* [DATASET RECORDS]:
- - - - -
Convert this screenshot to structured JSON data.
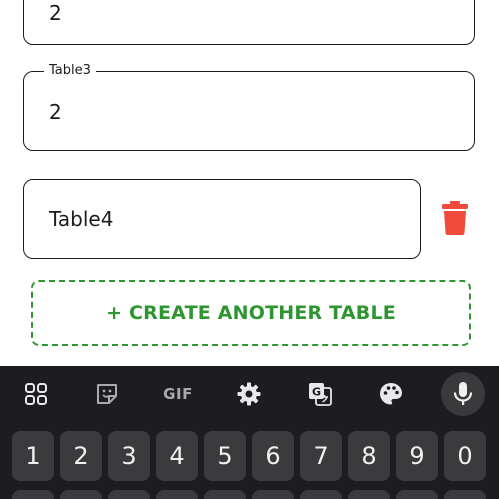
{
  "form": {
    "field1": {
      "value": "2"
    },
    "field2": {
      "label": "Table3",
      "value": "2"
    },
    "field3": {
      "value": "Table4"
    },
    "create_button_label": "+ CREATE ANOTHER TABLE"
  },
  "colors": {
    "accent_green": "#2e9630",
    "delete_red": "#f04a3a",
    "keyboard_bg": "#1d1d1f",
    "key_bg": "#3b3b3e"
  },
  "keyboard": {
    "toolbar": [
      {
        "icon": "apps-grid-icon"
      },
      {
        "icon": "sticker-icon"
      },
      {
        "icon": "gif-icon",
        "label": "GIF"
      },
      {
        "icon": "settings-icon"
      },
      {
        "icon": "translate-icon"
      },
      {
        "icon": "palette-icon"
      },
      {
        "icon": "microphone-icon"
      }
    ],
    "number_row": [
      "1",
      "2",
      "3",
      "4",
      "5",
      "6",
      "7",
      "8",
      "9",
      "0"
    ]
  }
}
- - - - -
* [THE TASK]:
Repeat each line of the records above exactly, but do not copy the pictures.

* [SOLUTION TO THIS EXERCISE]:
Convert this screenshot to structured JSON data.
{
  "form": {
    "field1": {
      "value": "2"
    },
    "field2": {
      "label": "Table3",
      "value": "2"
    },
    "field3": {
      "value": "Table4"
    },
    "create_button_label": "+ CREATE ANOTHER TABLE"
  },
  "colors": {
    "accent_green": "#2e9630",
    "delete_red": "#f04a3a",
    "keyboard_bg": "#1d1d1f",
    "key_bg": "#3b3b3e"
  },
  "keyboard": {
    "toolbar": [
      {
        "icon": "apps-grid-icon"
      },
      {
        "icon": "sticker-icon"
      },
      {
        "icon": "gif-icon",
        "label": "GIF"
      },
      {
        "icon": "settings-icon"
      },
      {
        "icon": "translate-icon"
      },
      {
        "icon": "palette-icon"
      },
      {
        "icon": "microphone-icon"
      }
    ],
    "number_row": [
      "1",
      "2",
      "3",
      "4",
      "5",
      "6",
      "7",
      "8",
      "9",
      "0"
    ]
  }
}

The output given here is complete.